Vogindroukas I. (2008), Social Communication Difficulties and Autism, 3rd National Congress Bulgaria, Association of Bulgarian Logopedists, Romel Publications

Autism is a pervasive development disorder (DSM-IV, 1994, ICD-10 1992). The essential features of the Autistic Disorder have been described as :
a) presence of a markedly abnormal or impaired development in social interaction and communication,
b) and a markedly restricted repertoire of activity and interests (DSM-IV 1994, ICD-10 1992).
As autism involves an impairment of social communication (Wing, 1979, 1996) children across the autistic spectrum may not acquire language in the same way as normally developing children. As Newson (1979) suggests children with autism have difficulties not just in speech and language but in coding in any of the early communication modes, such as facial expression, gesture and other body language and impairment of social timing.

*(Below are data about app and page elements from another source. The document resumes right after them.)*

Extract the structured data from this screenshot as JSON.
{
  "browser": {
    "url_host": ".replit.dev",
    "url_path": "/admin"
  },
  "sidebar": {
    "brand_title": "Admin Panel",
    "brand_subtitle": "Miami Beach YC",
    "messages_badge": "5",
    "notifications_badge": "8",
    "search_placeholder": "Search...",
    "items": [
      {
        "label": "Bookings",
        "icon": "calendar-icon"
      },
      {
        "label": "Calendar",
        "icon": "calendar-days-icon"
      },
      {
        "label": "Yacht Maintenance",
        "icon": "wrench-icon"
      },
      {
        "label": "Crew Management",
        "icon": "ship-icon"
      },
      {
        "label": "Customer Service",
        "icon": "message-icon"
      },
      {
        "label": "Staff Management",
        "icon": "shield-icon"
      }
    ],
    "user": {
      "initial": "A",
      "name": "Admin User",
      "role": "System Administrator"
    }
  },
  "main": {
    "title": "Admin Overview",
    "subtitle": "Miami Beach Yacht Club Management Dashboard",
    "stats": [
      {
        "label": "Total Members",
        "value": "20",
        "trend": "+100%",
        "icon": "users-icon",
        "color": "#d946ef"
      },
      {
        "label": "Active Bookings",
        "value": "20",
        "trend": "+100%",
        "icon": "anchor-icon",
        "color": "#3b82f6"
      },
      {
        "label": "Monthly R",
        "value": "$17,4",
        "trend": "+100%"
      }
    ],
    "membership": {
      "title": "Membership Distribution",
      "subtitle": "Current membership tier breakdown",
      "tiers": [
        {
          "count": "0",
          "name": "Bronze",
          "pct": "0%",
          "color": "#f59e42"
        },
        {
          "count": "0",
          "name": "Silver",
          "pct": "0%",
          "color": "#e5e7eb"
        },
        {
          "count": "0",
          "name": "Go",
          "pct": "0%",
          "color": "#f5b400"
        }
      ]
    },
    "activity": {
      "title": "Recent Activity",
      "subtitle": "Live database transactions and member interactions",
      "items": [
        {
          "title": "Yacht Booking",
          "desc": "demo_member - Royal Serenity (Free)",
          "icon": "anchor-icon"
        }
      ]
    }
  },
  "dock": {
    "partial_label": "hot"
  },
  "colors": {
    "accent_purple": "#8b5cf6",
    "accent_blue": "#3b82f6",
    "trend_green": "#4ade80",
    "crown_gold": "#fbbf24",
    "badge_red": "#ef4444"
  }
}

In the practice of the Child Psychiatry Centre of Thessaloniki parents usually seek professional help when their child does not develop speech by the third year of his/her life. Although they might already have noticed that their child is quite different from other children, it is only when speech fails to develop that they become really concerned. The basic characteristics of the social communication difficulties in autism are presented.